[Start of section]

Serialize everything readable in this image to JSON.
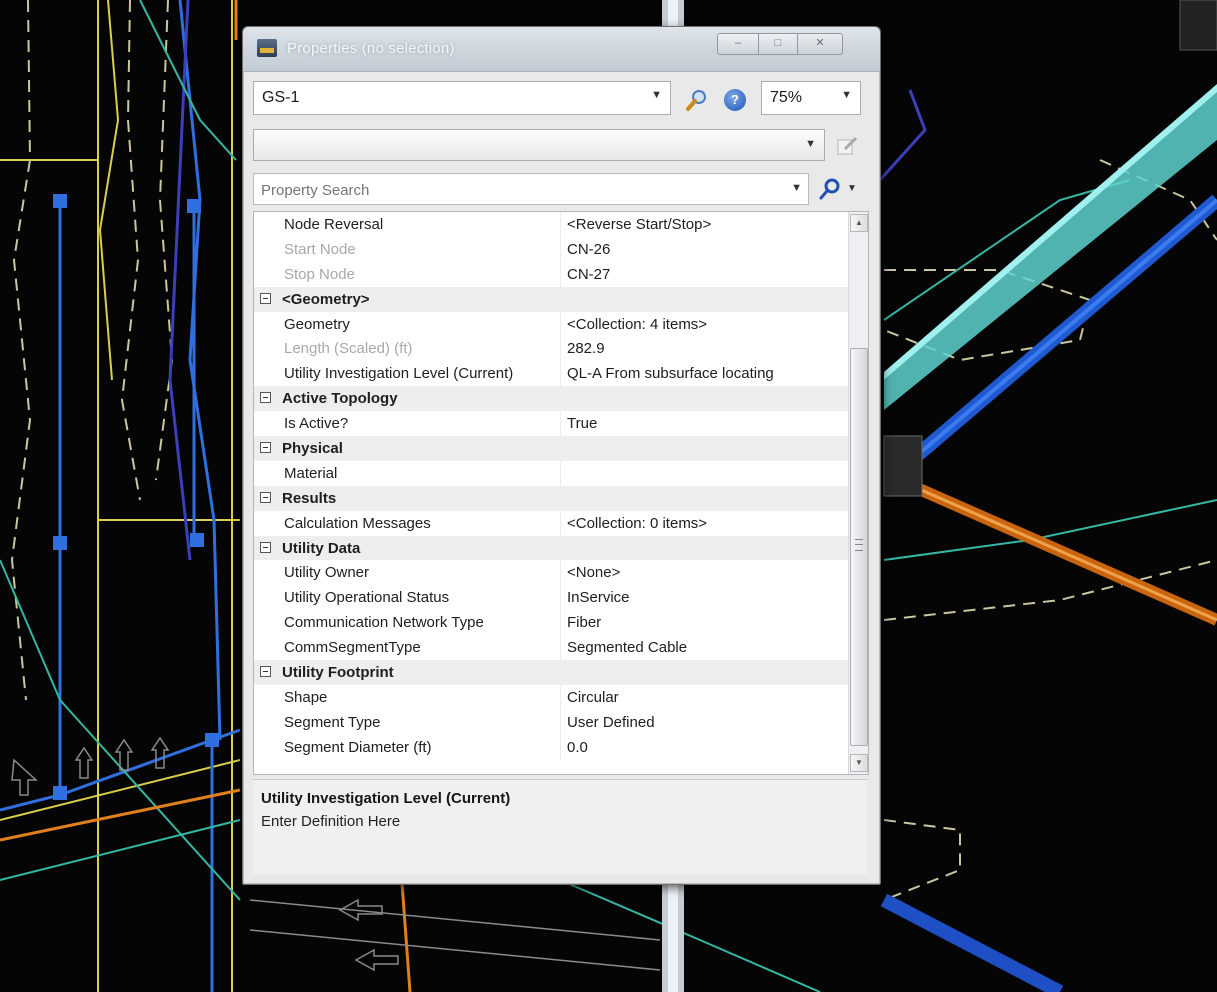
{
  "window": {
    "title": "Properties (no selection)"
  },
  "toolbar": {
    "element_select_value": "GS-1",
    "zoom_value": "75%"
  },
  "search": {
    "placeholder": "Property Search"
  },
  "grid": {
    "rows": [
      {
        "name": "Node Reversal",
        "value": "<Reverse Start/Stop>"
      },
      {
        "name": "Start Node",
        "value": "CN-26",
        "disabled": true
      },
      {
        "name": "Stop Node",
        "value": "CN-27",
        "disabled": true
      },
      {
        "category": "<Geometry>"
      },
      {
        "name": "Geometry",
        "value": "<Collection: 4 items>"
      },
      {
        "name": "Length (Scaled) (ft)",
        "value": "282.9",
        "disabled": true
      },
      {
        "name": "Utility Investigation Level (Current)",
        "value": "QL-A From subsurface locating"
      },
      {
        "category": "Active Topology"
      },
      {
        "name": "Is Active?",
        "value": "True"
      },
      {
        "category": "Physical"
      },
      {
        "name": "Material",
        "value": ""
      },
      {
        "category": "Results"
      },
      {
        "name": "Calculation Messages",
        "value": "<Collection: 0 items>"
      },
      {
        "category": "Utility Data"
      },
      {
        "name": "Utility Owner",
        "value": "<None>"
      },
      {
        "name": "Utility Operational Status",
        "value": "InService"
      },
      {
        "name": "Communication Network Type",
        "value": "Fiber"
      },
      {
        "name": "CommSegmentType",
        "value": "Segmented Cable"
      },
      {
        "category": "Utility Footprint"
      },
      {
        "name": "Shape",
        "value": "Circular"
      },
      {
        "name": "Segment Type",
        "value": "User Defined"
      },
      {
        "name": "Segment Diameter (ft)",
        "value": "0.0"
      }
    ]
  },
  "description": {
    "title": "Utility Investigation Level (Current)",
    "text": "Enter Definition Here"
  },
  "colors": {
    "background": "#050505",
    "cad_blue": "#2f6fe0",
    "cad_yellow": "#e6d84a",
    "cad_teal": "#35b7a3",
    "cad_orange": "#e0801c",
    "conduit": "#5fd2cf"
  },
  "icons": {
    "app": "app-icon",
    "zoom": "magnifier-icon",
    "help": "help-icon",
    "edit": "edit-icon",
    "search": "search-icon"
  }
}
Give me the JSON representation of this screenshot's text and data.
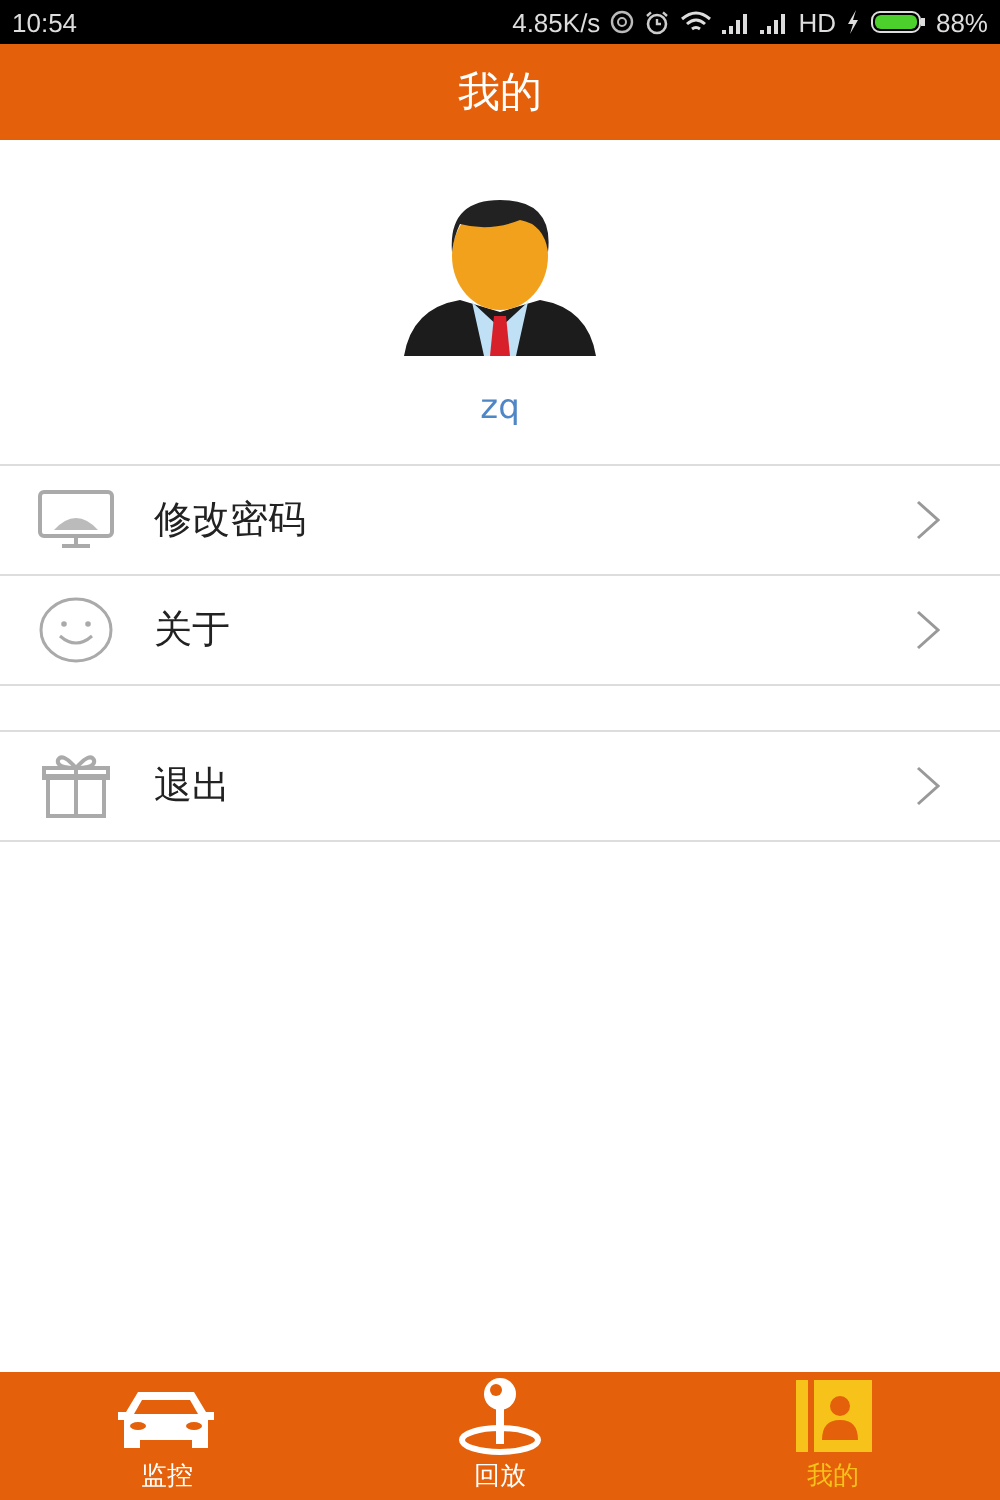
{
  "status_bar": {
    "time": "10:54",
    "speed": "4.85K/s",
    "network": "HD",
    "battery": "88%"
  },
  "header": {
    "title": "我的"
  },
  "profile": {
    "username": "zq"
  },
  "menu_groups": [
    {
      "items": [
        {
          "kind": "monitor",
          "label": "修改密码"
        },
        {
          "kind": "smile",
          "label": "关于"
        }
      ]
    },
    {
      "items": [
        {
          "kind": "gift",
          "label": "退出"
        }
      ]
    }
  ],
  "tabs": [
    {
      "kind": "car",
      "label": "监控",
      "selected": false
    },
    {
      "kind": "pin",
      "label": "回放",
      "selected": false
    },
    {
      "kind": "card",
      "label": "我的",
      "selected": true
    }
  ]
}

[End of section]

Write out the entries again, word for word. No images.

THE ANSWER:
Serialize everything readable in this image to JSON.
{
  "window": {
    "title": "Properties (no selection)"
  },
  "toolbar": {
    "element_select_value": "GS-1",
    "zoom_value": "75%"
  },
  "search": {
    "placeholder": "Property Search"
  },
  "grid": {
    "rows": [
      {
        "name": "Node Reversal",
        "value": "<Reverse Start/Stop>"
      },
      {
        "name": "Start Node",
        "value": "CN-26",
        "disabled": true
      },
      {
        "name": "Stop Node",
        "value": "CN-27",
        "disabled": true
      },
      {
        "category": "<Geometry>"
      },
      {
        "name": "Geometry",
        "value": "<Collection: 4 items>"
      },
      {
        "name": "Length (Scaled) (ft)",
        "value": "282.9",
        "disabled": true
      },
      {
        "name": "Utility Investigation Level (Current)",
        "value": "QL-A From subsurface locating"
      },
      {
        "category": "Active Topology"
      },
      {
        "name": "Is Active?",
        "value": "True"
      },
      {
        "category": "Physical"
      },
      {
        "name": "Material",
        "value": ""
      },
      {
        "category": "Results"
      },
      {
        "name": "Calculation Messages",
        "value": "<Collection: 0 items>"
      },
      {
        "category": "Utility Data"
      },
      {
        "name": "Utility Owner",
        "value": "<None>"
      },
      {
        "name": "Utility Operational Status",
        "value": "InService"
      },
      {
        "name": "Communication Network Type",
        "value": "Fiber"
      },
      {
        "name": "CommSegmentType",
        "value": "Segmented Cable"
      },
      {
        "category": "Utility Footprint"
      },
      {
        "name": "Shape",
        "value": "Circular"
      },
      {
        "name": "Segment Type",
        "value": "User Defined"
      },
      {
        "name": "Segment Diameter (ft)",
        "value": "0.0"
      }
    ]
  },
  "description": {
    "title": "Utility Investigation Level (Current)",
    "text": "Enter Definition Here"
  },
  "colors": {
    "background": "#050505",
    "cad_blue": "#2f6fe0",
    "cad_yellow": "#e6d84a",
    "cad_teal": "#35b7a3",
    "cad_orange": "#e0801c",
    "conduit": "#5fd2cf"
  },
  "icons": {
    "app": "app-icon",
    "zoom": "magnifier-icon",
    "help": "help-icon",
    "edit": "edit-icon",
    "search": "search-icon"
  }
}
Give me the JSON representation of this screenshot's text and data.
{
  "status_bar": {
    "time": "10:54",
    "speed": "4.85K/s",
    "network": "HD",
    "battery": "88%"
  },
  "header": {
    "title": "我的"
  },
  "profile": {
    "username": "zq"
  },
  "menu_groups": [
    {
      "items": [
        {
          "kind": "monitor",
          "label": "修改密码"
        },
        {
          "kind": "smile",
          "label": "关于"
        }
      ]
    },
    {
      "items": [
        {
          "kind": "gift",
          "label": "退出"
        }
      ]
    }
  ],
  "tabs": [
    {
      "kind": "car",
      "label": "监控",
      "selected": false
    },
    {
      "kind": "pin",
      "label": "回放",
      "selected": false
    },
    {
      "kind": "card",
      "label": "我的",
      "selected": true
    }
  ]
}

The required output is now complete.